But why stop there? Sure we can have ourselves a highly conductive material but how could I gather energy from something passive. Very passive. Like, say, by exploiting the temperature difference between you and the environment around you. This was achieved after researchers from the Faculty of Science of the University of Malaga and the Italian Institute of Technology in Genoa developed a T-shirt that is not only cheap to produce but also generates electricity based on temperature differentials between the wearer and the exterior of the shirt. To accomplish this, a solution was developed consisting of water, ethanol, tomato skins, and carbon nanoparticles. When heated, the solution is able to join with cotton and develop electrical properties like many metals out there but with the bonus of being sourced from biodegradable materials and with the ability to generate electricity based on temperature changes the material undergoes. Sweet (Guerrero)!
In a similar vein, scientists from Purdue University developed a textile that also takes advantage of biomechanical energy while remaining durable enough to undergo common clothing events such as a washing machine and yet still function. The trick was to use fluoroalkylated organosilanes which do not impact the functionality of either the clothing or the electronics and are easy to spray at a nanoscale. This has allowed the implementation of triboelectric nanogenerators which collect energy from static electricity! And the material can be sprayed onto common materials like cotton, spandex, and wool, which allow it to be woven just like a textile. Other findings show a cost of about 4 cents per square centimeter and about 600 microwatts of power per square centimeter possible. When the fabric is compressed or rubbed, static electricity activates the fabric, allowing charges to flow and implement certain electronic features (Berger “How”).
Berger, Michael. “How to turn every piece of clothing into an e-textile.” Nanowerk.com. Nanowerk, 31 Jul. 2019. Web. 28 Feb. 2020.
---. “MXene-coated yarns as platform technology for e-textiles.” Nanowerk.com. Nanowerk, 11 Sept. 2019. Web. 04 Mar. 2020.
Faulstick, Britt. “That new yarn? – wearable, washable textile devices are possible with MXene-coated yarns.” Innovations-report.com. innovations report, 11 Oct. 2019. Web. 27 Feb. 2020.
Frum, Larry. “Reconfigurable electronics show promise for wearable, implantable devices.” Innovations-report.com. innovations report, 09 Oct. 2019. Web. 26 Feb. 2020.
Guerrero, Maria. “T-shirt generates electricity from temperature difference between body and surroundings.” 25 Nov. 2019. Web. 27 Feb. 2020.

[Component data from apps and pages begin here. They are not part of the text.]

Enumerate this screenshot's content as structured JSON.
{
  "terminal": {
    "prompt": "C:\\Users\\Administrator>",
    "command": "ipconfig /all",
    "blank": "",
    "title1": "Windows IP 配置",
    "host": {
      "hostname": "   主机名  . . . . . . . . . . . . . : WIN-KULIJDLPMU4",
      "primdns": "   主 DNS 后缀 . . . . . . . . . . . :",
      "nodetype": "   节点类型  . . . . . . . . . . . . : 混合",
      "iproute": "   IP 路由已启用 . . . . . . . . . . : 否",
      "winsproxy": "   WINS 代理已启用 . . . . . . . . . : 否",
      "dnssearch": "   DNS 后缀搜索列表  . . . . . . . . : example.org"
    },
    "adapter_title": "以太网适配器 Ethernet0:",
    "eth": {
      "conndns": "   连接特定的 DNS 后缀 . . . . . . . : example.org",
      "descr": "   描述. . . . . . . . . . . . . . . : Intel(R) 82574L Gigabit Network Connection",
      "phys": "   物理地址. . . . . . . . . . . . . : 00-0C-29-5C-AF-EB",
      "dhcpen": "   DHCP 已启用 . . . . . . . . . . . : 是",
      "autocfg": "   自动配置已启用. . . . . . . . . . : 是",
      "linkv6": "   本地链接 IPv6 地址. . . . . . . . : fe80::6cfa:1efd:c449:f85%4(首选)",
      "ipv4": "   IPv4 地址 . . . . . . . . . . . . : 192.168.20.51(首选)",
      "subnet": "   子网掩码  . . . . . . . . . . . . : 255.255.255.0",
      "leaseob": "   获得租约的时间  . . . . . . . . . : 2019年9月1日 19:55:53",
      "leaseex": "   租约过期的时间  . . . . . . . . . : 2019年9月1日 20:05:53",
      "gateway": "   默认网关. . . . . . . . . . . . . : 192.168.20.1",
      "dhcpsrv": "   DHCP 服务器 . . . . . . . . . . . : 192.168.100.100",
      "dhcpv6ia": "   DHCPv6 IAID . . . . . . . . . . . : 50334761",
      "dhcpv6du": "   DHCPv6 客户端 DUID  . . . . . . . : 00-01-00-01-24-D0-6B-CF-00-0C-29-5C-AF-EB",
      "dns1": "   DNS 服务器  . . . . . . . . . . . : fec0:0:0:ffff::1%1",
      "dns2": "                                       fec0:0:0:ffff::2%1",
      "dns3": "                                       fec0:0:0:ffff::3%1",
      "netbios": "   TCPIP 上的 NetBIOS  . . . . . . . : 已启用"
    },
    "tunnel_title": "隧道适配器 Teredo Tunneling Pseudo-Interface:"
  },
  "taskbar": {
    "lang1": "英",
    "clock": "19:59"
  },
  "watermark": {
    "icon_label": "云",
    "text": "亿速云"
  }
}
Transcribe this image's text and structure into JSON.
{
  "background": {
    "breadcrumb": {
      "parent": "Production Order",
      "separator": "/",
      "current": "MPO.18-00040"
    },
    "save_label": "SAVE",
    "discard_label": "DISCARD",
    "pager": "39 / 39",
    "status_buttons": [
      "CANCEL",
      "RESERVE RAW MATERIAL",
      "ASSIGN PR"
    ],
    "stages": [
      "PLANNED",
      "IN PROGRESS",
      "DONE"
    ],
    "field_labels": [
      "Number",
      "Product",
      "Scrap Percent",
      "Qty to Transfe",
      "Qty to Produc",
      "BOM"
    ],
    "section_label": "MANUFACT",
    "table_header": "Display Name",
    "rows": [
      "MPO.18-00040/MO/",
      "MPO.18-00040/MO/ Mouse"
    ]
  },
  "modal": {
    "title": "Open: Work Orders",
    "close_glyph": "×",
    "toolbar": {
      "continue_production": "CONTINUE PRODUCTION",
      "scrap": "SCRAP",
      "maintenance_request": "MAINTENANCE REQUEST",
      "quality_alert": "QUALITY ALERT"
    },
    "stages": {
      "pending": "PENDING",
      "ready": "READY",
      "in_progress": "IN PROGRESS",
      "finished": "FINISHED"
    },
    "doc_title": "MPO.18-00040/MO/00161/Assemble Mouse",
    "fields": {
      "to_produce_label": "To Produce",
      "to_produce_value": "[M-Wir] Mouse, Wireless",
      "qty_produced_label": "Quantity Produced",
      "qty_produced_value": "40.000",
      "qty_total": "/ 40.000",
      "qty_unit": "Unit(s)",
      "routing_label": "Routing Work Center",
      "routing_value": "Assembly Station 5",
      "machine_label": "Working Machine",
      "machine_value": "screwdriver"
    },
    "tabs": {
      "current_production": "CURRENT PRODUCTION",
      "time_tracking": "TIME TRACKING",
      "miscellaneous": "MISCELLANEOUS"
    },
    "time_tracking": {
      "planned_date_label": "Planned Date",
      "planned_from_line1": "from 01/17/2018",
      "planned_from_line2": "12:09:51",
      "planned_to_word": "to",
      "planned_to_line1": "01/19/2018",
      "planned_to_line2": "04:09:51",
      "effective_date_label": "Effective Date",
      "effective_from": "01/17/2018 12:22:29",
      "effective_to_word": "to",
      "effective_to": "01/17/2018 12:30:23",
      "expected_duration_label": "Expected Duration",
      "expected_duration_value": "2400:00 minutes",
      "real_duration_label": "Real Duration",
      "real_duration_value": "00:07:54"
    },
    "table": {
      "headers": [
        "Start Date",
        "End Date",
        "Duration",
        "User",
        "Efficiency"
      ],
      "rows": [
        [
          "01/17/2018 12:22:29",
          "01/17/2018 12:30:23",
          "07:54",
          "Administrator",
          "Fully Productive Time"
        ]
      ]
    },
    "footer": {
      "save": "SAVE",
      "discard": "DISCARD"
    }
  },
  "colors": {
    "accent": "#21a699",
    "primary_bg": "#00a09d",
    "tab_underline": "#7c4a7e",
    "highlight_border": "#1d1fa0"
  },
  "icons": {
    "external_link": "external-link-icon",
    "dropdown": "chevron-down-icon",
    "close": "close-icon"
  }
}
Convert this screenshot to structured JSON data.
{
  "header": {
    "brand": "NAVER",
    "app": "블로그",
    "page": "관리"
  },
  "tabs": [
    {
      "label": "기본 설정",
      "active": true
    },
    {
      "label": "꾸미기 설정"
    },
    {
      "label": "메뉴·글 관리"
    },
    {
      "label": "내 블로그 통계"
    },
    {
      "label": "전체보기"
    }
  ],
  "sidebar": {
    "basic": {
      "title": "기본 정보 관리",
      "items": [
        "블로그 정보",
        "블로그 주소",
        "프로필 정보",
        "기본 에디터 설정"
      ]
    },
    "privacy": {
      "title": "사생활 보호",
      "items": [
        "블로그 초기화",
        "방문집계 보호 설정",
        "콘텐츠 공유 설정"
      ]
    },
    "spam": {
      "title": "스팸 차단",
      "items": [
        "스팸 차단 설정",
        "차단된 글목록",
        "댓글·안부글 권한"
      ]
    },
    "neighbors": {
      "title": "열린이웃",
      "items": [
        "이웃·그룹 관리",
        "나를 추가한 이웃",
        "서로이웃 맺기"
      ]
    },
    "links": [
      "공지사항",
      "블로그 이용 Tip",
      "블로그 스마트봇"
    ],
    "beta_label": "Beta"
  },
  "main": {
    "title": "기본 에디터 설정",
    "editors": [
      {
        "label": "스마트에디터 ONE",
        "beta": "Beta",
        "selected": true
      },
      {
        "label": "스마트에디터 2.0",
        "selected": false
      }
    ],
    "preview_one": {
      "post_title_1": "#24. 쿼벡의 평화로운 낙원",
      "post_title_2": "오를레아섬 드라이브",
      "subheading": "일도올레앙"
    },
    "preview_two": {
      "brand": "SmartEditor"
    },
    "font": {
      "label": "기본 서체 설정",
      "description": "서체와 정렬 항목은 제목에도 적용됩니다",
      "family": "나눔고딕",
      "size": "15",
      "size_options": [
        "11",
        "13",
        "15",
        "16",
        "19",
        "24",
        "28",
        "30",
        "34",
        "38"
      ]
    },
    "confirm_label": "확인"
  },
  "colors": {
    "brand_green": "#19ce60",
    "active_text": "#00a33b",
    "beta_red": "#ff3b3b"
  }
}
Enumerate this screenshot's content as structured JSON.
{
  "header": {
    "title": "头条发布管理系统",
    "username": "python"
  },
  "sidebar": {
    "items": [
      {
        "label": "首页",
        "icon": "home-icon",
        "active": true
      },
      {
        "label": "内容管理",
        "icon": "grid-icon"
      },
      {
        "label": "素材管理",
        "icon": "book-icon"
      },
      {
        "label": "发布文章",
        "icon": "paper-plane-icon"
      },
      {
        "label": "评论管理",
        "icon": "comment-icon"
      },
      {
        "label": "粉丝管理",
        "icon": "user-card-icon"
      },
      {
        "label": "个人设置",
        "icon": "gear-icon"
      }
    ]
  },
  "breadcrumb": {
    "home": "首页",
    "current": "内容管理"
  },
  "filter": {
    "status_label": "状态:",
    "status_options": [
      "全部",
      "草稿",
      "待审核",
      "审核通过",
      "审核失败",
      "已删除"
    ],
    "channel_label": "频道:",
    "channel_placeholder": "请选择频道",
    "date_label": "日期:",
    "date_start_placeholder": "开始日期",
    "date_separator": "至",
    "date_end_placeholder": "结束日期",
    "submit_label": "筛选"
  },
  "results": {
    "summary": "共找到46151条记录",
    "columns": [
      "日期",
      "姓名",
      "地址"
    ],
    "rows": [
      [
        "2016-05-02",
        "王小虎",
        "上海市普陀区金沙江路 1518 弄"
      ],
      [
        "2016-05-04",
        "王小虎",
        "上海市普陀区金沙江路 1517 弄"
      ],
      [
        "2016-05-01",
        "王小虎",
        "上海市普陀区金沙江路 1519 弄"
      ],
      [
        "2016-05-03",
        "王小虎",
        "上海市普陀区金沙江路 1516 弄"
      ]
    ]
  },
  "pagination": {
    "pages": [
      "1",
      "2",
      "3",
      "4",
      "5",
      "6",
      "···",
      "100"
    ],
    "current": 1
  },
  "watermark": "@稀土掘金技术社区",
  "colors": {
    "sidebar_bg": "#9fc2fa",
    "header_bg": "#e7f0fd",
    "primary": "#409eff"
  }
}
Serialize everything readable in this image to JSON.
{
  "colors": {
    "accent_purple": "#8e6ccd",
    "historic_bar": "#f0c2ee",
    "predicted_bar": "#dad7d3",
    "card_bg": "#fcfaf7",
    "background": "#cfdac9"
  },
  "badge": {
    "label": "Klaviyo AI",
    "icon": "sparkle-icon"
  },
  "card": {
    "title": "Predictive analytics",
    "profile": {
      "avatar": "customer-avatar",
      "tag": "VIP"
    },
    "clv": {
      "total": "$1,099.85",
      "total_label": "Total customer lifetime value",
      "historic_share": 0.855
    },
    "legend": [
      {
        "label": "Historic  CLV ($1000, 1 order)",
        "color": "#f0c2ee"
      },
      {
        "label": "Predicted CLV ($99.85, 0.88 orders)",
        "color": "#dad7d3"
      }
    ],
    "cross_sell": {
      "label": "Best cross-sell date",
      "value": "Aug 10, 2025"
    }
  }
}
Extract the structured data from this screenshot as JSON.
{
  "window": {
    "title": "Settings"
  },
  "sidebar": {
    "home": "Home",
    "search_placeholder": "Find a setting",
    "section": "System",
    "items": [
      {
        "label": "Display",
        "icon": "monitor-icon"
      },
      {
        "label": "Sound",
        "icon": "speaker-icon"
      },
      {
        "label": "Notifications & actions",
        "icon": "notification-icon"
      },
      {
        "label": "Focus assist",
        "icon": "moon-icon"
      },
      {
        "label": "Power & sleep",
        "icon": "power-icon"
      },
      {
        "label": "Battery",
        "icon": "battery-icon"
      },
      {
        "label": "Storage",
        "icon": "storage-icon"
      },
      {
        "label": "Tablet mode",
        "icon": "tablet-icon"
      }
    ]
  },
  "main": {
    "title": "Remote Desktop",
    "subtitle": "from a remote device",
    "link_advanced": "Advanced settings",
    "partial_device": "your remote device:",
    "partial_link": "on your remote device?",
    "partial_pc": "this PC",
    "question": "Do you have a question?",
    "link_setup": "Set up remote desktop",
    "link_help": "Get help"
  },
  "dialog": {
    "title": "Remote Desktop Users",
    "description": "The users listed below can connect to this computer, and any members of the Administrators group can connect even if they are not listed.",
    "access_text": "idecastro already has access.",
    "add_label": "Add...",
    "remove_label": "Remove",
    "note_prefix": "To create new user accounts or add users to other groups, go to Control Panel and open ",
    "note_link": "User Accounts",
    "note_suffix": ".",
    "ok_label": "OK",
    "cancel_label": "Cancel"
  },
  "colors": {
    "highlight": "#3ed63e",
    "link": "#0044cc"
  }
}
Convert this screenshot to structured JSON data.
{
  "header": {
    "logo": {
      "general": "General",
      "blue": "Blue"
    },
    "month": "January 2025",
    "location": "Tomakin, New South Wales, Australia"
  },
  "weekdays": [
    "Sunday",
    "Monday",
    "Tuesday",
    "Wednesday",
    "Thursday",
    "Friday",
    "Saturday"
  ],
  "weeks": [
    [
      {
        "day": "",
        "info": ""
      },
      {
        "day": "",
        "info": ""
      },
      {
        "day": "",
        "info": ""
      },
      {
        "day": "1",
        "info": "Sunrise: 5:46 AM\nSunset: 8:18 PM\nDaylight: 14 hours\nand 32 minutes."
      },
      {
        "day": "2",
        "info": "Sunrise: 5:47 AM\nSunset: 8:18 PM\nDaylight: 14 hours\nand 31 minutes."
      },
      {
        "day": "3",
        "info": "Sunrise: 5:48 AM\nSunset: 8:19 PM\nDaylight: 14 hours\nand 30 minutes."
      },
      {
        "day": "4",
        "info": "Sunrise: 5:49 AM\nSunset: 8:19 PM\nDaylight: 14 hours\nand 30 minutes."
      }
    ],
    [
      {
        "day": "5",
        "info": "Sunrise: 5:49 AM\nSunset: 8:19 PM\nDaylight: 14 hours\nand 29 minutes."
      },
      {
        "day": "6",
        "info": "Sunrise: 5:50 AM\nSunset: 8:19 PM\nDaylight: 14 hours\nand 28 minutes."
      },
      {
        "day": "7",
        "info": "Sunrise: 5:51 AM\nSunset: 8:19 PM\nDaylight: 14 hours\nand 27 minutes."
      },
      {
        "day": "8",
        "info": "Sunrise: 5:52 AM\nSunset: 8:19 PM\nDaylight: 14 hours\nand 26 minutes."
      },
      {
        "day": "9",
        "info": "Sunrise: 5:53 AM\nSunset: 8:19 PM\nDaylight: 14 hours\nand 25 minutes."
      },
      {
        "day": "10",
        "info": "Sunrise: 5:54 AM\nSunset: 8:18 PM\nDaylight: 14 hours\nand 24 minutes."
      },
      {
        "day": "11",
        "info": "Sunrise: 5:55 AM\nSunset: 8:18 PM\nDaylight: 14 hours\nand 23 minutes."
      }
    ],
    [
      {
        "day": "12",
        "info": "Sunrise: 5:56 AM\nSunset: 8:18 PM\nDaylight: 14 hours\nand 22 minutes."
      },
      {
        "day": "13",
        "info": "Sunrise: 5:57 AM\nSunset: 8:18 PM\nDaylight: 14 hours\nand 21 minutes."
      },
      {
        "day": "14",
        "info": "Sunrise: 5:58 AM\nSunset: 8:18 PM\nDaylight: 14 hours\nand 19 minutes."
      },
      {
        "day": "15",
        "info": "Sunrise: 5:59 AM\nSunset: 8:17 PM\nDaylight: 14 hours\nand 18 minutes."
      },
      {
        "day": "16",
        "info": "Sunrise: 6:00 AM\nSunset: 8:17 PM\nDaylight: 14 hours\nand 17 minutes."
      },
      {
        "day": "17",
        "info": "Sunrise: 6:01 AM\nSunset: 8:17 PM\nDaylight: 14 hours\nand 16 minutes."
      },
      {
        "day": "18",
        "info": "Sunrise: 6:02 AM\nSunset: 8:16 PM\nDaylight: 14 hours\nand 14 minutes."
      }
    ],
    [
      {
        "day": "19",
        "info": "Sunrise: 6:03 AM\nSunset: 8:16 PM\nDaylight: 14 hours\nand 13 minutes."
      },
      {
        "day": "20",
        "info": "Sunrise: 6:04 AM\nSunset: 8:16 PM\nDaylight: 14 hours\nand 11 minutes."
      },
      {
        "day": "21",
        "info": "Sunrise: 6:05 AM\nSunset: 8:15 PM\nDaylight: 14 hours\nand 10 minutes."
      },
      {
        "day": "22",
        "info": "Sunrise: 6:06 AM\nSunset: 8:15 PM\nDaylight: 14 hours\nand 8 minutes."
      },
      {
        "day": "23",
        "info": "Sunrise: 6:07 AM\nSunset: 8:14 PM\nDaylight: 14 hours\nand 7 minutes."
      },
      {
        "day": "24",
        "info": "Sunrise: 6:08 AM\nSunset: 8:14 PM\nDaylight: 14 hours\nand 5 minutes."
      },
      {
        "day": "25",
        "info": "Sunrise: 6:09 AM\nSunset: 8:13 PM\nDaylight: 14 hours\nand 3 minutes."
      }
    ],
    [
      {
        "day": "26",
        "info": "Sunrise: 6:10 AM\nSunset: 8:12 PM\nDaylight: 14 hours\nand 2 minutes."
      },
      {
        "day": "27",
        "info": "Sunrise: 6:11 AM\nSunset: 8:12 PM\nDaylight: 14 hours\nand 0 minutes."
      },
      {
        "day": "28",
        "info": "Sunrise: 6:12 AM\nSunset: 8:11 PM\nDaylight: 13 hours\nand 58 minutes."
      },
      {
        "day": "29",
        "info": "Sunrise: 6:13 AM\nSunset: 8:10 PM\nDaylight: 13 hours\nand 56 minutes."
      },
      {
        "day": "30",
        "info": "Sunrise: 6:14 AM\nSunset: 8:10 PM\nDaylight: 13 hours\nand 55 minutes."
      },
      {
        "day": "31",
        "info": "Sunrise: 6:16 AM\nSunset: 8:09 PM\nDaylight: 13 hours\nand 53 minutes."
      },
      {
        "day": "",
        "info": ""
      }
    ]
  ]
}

This content is accurate and true to the best of the author’s knowledge and is not meant to substitute for formal and individualized advice from a qualified professional.
© 2021 Leonard Kelley